In June an invitation-only workshop was held for the groups that had submitted letters of support for the original I18 Microfocus Spectroscopy proposal and other known existing users of microfocus spectroscopy in the UK. The aim of the workshop was to let the groups know the status of the beamline and how it would operate in the first period on Diamond in 2007 and to disseminate the experience of UK users who had previously used microfocus beamlines on third generation synchrotrons, in particular with regard to some of the problems they had faced during their experiments.
The scientific presentations at the workshop were:
- I18 – yesterday, today, tomorrow, Fred Mosselmans (DLS)
- Synchrotron Studies of Environmental Carbonates - Composition and Structural State in Organized, Porous Media, Adrian Finch, Nicky Alison (University of St Andrews), Steve Sutton and Matt Newville (APS)
- Needles in haystacks: X-ray microfocus to study iron accumulations in tissue, Joanna Collingwood (University of Keele)
- X-ray absorption spectroscopy of inclusions in minerals, Andrew Berry (Imperial College, London)
Following the presentations a discussion was held in which the beamline team addressed some of the questions of the potential users and informed them more about the likely course of the first beamtime period (January – September 2007). Some of the topics that came up are listed below.
Users stressed the need to map samples in a continuous rastering mode.
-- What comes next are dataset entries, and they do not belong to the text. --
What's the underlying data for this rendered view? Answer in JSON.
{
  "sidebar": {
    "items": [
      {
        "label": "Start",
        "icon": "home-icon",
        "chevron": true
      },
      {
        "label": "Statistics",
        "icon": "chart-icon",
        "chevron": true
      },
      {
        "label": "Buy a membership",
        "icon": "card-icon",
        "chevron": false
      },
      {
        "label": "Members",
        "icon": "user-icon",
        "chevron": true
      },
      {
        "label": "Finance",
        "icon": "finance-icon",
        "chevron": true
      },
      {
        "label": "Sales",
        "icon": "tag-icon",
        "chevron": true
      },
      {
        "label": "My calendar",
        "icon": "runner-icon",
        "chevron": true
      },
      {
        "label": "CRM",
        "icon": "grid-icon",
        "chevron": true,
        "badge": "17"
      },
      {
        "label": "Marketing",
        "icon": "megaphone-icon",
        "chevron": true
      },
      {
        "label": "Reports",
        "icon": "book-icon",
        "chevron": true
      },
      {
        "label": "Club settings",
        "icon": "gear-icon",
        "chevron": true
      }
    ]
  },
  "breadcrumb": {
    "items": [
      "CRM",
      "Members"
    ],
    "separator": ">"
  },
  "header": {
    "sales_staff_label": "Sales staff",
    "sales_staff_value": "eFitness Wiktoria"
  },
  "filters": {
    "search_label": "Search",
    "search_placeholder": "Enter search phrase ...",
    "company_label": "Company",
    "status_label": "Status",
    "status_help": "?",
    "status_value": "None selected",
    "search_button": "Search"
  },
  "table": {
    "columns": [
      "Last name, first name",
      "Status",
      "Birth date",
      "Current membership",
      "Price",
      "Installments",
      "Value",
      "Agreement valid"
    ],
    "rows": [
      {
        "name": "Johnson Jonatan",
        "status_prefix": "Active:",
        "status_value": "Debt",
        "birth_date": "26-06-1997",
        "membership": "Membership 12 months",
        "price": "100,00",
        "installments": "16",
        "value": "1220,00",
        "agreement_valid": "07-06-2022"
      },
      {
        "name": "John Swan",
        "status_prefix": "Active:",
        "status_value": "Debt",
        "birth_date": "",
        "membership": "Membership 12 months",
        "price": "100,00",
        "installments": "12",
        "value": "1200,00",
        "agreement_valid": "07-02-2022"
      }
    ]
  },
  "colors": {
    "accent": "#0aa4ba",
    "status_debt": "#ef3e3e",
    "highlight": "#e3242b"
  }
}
The beamline will be able to do this. They also said that being able to do a large map with a "big" beam (10 microns) initially was advantageous for certain samples.
Users emphasised that for samples that cannot be cut or polished flat, it was useful if the detector could be moved as near to parallel to the beam axis as possible, as then samples could be kept normal to the surface. The geometry of the beamline means the possible positions of the detector are limited but that some movement is possible.
It was asked if using the mo K edge would be possible. This is at the upper limit of the beamline energy range, thus no guarantees could be given but exploring the useful energy range was one of the tasks for commissioning.
The initial commissioning experiments will to some extent reproduce work done elsewhere to benchmark the performance of the beamline.
The first period will be a learning experience for the beamline team and the users, thus everything is not going to go perfectly first time. Hence wherever feasible allocations will be split into two slots of beamtime, so both parties have a chance to address any problems arising during the first visit.
This commissioning period will be used to put the beamline through its paces, exploring the capabilities of the beamline, thus it is hoped the experiments will cover a spread of energies, concentrations, sample environments and detectors.
In view of this and to avoid users proposing experiments that are not currently feasible, the beamline team stressed they would appreciate it if all users intending to submit a proposal for the first beamtime round discussed their requirements with the beamline scientists before submission.